Singapore football fan thought Paris terrorist explosions were noise from stadium crowd
S'porean at stadium watching last Friday's France-Germany match thought blasts were noise from the crowd
Nobody reacted when the first terrorist bomb went off outside the Stade de France stadium last Friday
Like the other spectators, a Singaporean university student who was watching the friendly match between France and Germany had his eyes glued to the action on the pitch.
But the celebratory mood of France's 2-0 victory over Germany was short-lived.
By the end of the match, three suicide bombers had detonated their deadly load outside the stadium while other terrorists mercilessly gunned down numerous victims in the heart of Paris.
Recounting the tragic events to The New Paper on Tuesday, the Singaporean, who wanted to be known only as Mr Lim, said he and his three friends - another Singaporean and two Japanese students - were "twice lucky" that night.
Mr Lim, a 23-year-old business undergraduate studying at a university north of Paris, said it was miraculous the bombers were stopped at the stadium's entrance gates.
He said via text messaging: "If they had got in (to the stadium) and carried out their plans, it would have been a scene of chaos. (There could have been) panic among the 70,000-strong crowd and a stampede out of the stadium."
He also recounted how, just four hours before the match started at 9pm, he and his friends were in the vicinity of the Bataclan concert hall, where gunmen later slaughtered more than 80 concert-goers attending a performance by California band Eagles of Death Metal.
Mr Lim's group had been eating near Arts et Metiers Metro station, which is about 500m from the concert hall, the deadliest site of the terror attacks.
A total of 129 people were killed in the attacks.
Describing what happened later at the stadium, Mr Lim said the first "boom" came from the right side of the stadium, where his group was seated 20 minutes into the match.
This was followed by another explosion a few minutes later, sending tremors through the stadium.
At around 9.50pm, a third suicide bomber detonated his explosives at a nearby McDonald's restaurant.
Despite the tremors and blasts that sounded like hand grenades exploding, the crowd continued to watch the match and cheer the teams.
Mr Lim said: "At that time, (we) had no idea what that sound was.
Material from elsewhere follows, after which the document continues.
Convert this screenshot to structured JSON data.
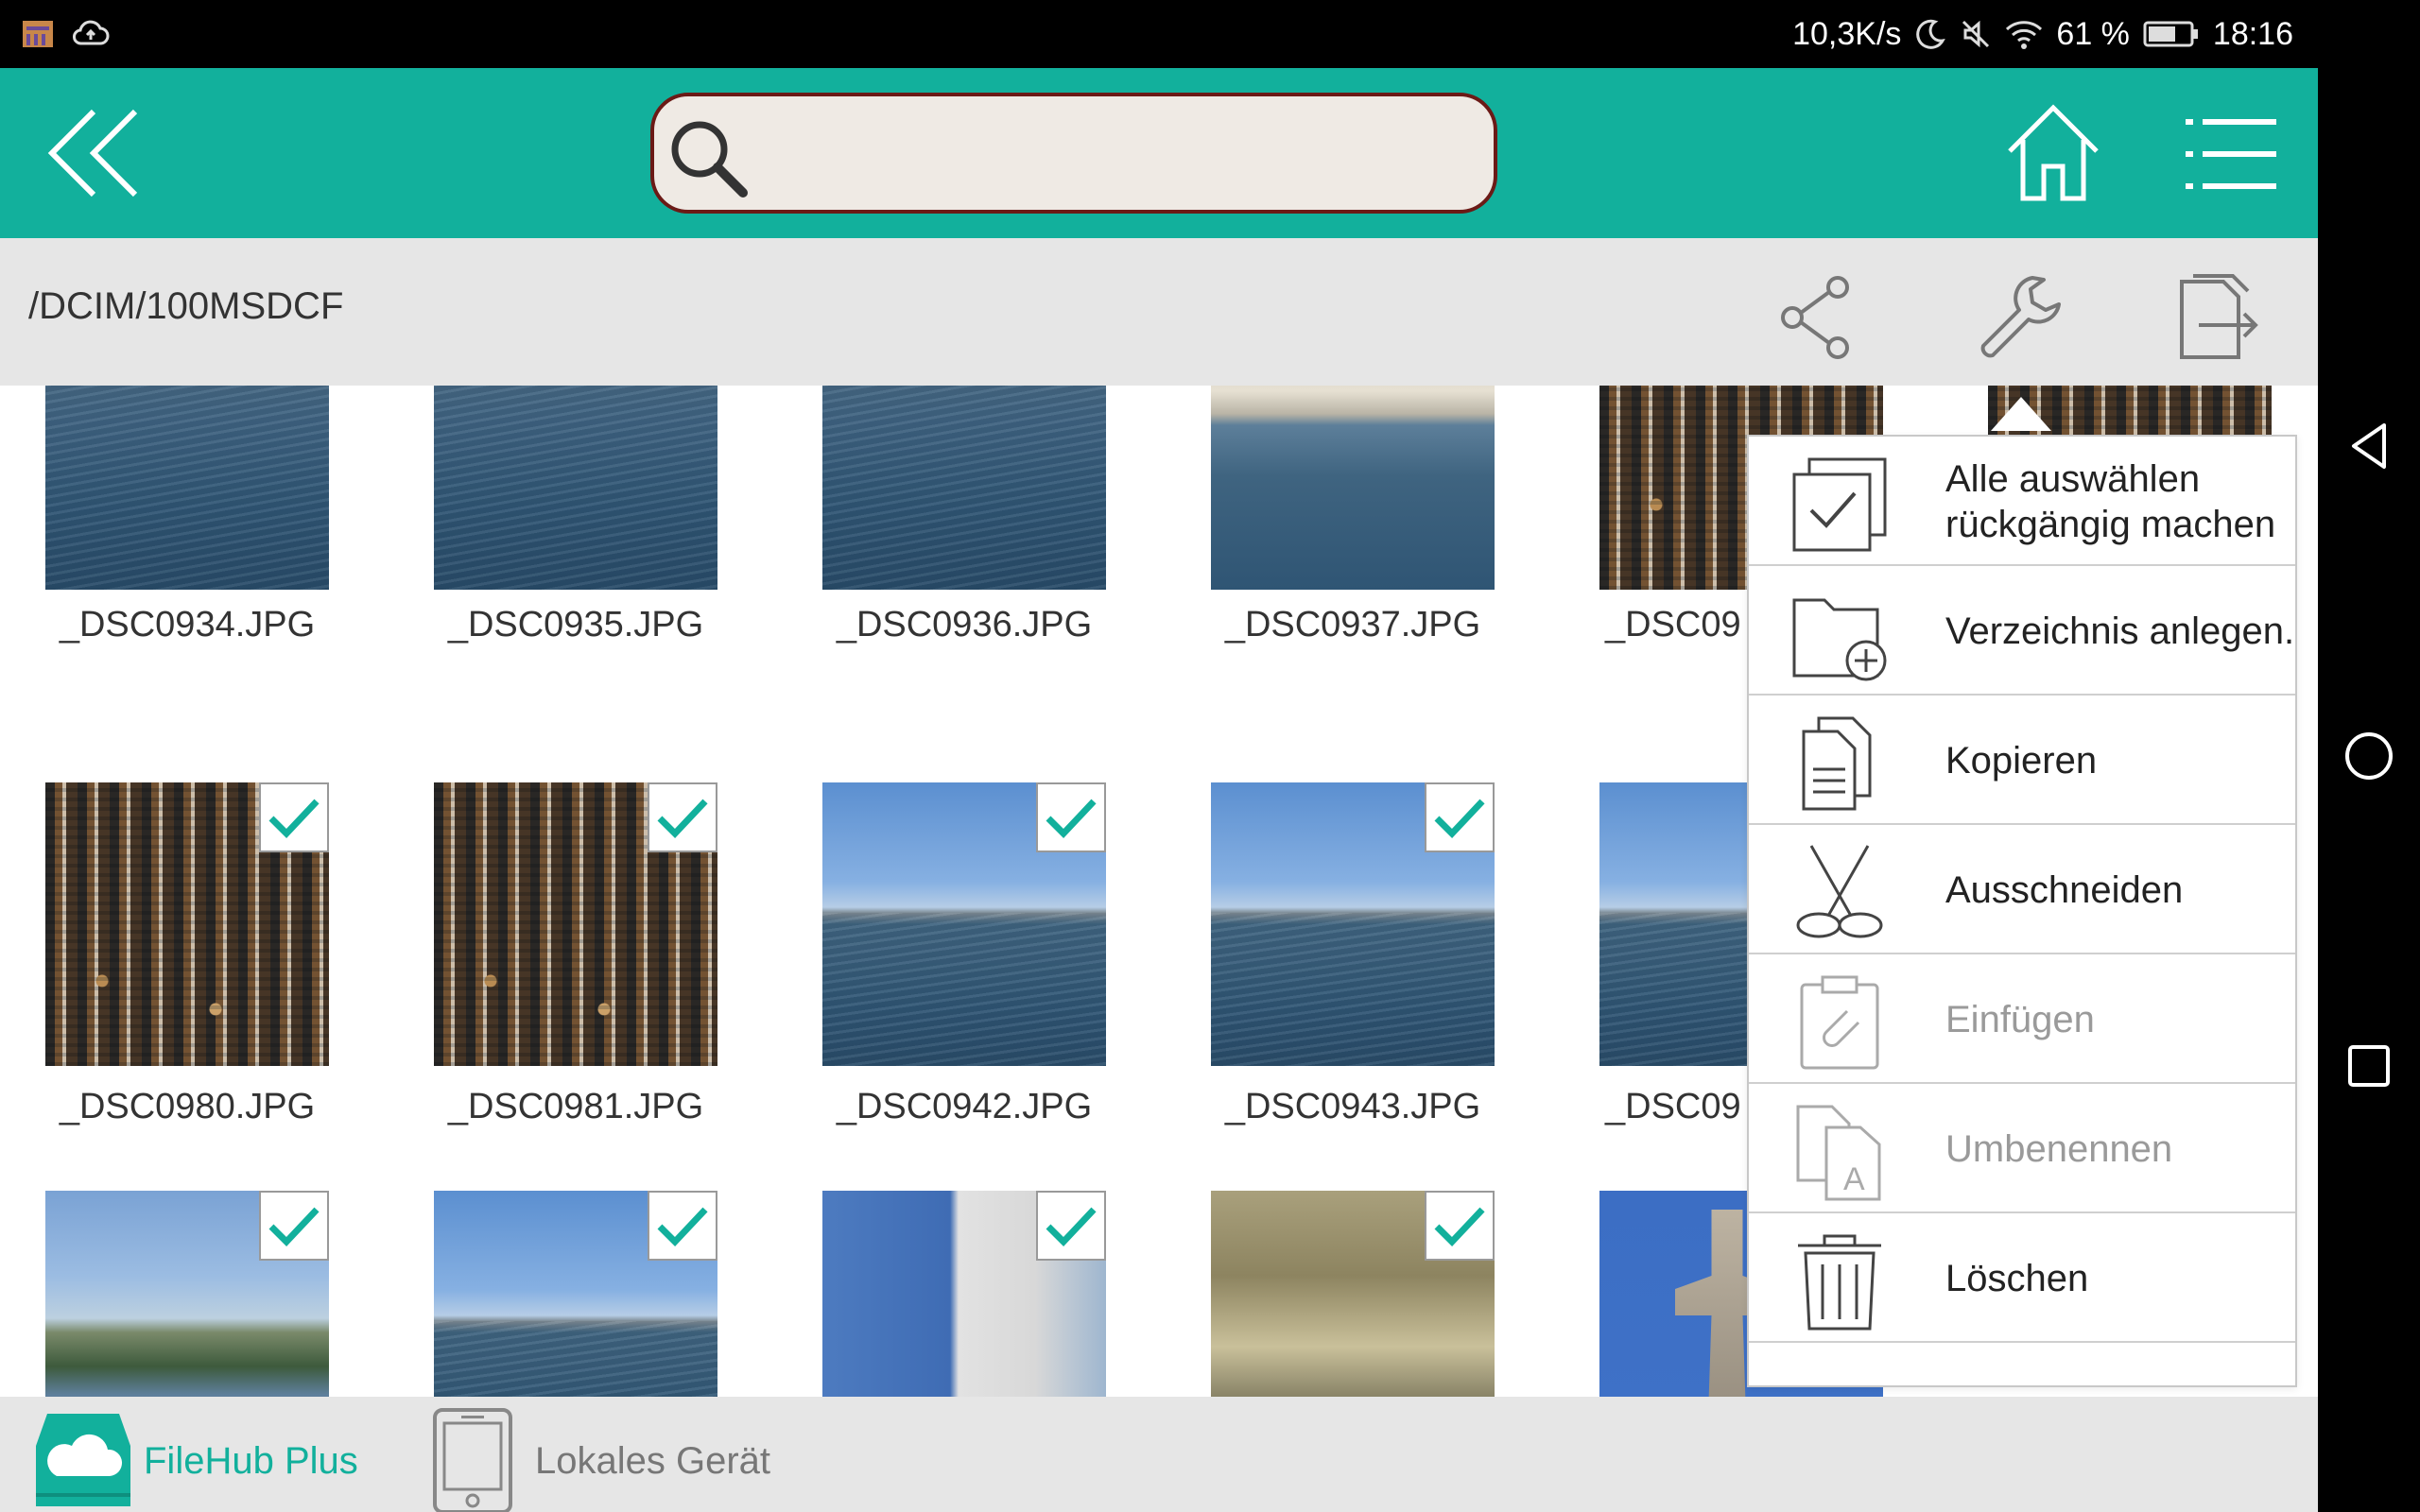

We thought it was noise generated from the crowd."
It was only in the 80th minute of the match that Mr Lim's group realised the severity of the situation after reading what was posted online in English news reports.
A Frenchman who sat next to the group had warned them to be careful when leaving the stadium.
SHOCK & FEAR
Mr Lim said: "When we heard what was going on outside the stadium and around Paris... (we were plagued) by feelings of disbelief, shock and fear."
As he does not speak French, it was difficult to ask the locals for information.
The group decided to take their chances by heading back to their apartment in Paris, a 40-minute Metro ride from the stadium.
Others gathered at the centre of the field after the match.
Mr Lim said: "Some exits were cordoned off, but no announcement was made regarding the attacks. There were brief moments of panic where people ran when others ran. It was very suspenseful."
He was concerned that an ongoing live police operation against the gunmen meant they would have to pass the "impact zone" to return to their apartment.
Nobody in the group spoke as they walked to the Metro station. Paranoid, they constantly looked over their shoulders to see if they were being followed by suspicious people.
In the background, sirens from emergency vehicles were blaring.
Mr Lim said: "We were just praying for our safety.
"It was a huge relief that the five stations around the area affected (by the attacks) were closed for the night. So the Metro went past those stops."
At his apartment, he continued to listen to English news reports as the death toll rose.
He later called his parents in Singapore to assure them he was safe.
His father told him to stay indoors and to catch the earliest train back to his university, a 90-minute train ride from Paris.
Mr Lim added: "(The next day), the streets were definitely quieter. But many people were still up and about.
"I was surprised by their (Parisians') bravery and drive for life to go on as normal and not to show that they were defeated."
He left Paris on Sunday morning.